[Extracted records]
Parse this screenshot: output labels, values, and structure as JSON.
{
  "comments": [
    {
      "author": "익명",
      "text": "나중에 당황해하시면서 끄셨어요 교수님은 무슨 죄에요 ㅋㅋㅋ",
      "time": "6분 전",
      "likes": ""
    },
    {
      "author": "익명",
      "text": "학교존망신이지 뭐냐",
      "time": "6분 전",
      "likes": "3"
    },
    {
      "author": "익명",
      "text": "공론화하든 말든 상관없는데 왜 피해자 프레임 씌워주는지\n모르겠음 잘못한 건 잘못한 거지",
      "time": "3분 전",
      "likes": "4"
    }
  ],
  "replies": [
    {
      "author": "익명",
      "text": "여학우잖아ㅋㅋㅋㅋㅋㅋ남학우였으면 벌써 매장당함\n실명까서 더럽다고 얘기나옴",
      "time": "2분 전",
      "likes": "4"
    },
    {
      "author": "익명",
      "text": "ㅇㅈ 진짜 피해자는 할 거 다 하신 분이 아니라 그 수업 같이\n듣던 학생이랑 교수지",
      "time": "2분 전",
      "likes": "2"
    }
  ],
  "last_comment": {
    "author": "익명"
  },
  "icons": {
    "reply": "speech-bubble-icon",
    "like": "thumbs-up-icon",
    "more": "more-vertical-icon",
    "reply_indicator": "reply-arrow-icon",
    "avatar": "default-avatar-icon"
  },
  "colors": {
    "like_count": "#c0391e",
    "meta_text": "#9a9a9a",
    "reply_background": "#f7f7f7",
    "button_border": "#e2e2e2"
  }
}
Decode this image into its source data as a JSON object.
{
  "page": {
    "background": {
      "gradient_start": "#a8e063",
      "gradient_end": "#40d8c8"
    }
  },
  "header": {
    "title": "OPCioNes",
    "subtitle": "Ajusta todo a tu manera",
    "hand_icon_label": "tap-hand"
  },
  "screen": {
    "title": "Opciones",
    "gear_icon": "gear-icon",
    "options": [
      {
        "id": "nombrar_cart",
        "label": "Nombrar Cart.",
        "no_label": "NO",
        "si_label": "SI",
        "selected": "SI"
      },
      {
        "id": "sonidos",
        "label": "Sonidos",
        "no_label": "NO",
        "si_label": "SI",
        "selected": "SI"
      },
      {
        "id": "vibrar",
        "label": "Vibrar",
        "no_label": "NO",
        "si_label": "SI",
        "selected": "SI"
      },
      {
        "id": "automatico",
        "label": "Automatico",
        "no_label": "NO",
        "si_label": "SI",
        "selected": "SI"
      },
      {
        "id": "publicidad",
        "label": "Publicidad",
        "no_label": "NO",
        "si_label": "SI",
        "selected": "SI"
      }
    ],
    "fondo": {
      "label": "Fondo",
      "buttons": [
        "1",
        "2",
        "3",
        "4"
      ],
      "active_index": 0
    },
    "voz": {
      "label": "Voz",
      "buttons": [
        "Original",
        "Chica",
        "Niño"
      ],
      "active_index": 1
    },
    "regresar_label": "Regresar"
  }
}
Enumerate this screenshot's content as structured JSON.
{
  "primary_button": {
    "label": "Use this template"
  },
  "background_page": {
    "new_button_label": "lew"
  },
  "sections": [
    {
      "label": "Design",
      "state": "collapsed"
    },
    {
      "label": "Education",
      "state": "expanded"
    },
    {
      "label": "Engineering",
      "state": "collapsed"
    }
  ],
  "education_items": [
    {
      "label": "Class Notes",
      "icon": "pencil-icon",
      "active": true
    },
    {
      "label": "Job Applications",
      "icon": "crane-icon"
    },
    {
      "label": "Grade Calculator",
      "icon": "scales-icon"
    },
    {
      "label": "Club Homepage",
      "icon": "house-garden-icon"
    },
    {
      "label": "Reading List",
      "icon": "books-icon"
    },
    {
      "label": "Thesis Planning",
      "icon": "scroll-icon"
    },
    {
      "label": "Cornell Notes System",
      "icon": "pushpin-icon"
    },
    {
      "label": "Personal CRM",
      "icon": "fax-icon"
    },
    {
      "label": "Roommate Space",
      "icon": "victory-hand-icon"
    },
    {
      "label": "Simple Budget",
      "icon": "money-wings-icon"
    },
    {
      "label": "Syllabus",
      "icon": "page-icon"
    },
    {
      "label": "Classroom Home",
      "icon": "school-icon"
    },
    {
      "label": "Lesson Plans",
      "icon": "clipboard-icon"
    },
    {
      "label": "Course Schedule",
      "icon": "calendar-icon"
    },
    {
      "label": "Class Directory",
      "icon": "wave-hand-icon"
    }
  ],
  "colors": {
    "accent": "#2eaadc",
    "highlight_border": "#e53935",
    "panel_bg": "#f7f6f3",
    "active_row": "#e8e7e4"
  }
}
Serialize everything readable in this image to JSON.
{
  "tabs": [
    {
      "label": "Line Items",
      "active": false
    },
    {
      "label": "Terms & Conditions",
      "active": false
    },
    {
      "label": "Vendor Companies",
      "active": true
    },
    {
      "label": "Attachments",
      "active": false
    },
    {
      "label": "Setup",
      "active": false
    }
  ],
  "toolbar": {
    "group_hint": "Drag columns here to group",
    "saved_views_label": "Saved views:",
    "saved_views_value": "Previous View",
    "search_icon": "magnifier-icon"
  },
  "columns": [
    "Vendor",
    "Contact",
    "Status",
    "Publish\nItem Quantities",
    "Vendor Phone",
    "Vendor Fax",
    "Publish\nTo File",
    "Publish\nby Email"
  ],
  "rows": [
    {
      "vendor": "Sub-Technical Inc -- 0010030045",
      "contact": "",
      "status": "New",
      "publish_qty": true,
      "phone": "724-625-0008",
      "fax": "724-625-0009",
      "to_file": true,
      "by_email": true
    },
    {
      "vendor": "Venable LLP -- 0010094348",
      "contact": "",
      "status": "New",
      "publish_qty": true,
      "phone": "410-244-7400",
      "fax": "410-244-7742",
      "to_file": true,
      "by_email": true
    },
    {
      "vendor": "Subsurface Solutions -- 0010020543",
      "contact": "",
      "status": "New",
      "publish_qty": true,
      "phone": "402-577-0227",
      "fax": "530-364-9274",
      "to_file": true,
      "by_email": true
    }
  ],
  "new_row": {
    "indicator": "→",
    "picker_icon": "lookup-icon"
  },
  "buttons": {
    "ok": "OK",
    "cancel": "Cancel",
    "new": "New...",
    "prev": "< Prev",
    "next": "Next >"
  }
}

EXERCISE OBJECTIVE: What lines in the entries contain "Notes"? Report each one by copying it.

ANSWER BELOW:
      "label": "Class Notes",
      "label": "Cornell Notes System",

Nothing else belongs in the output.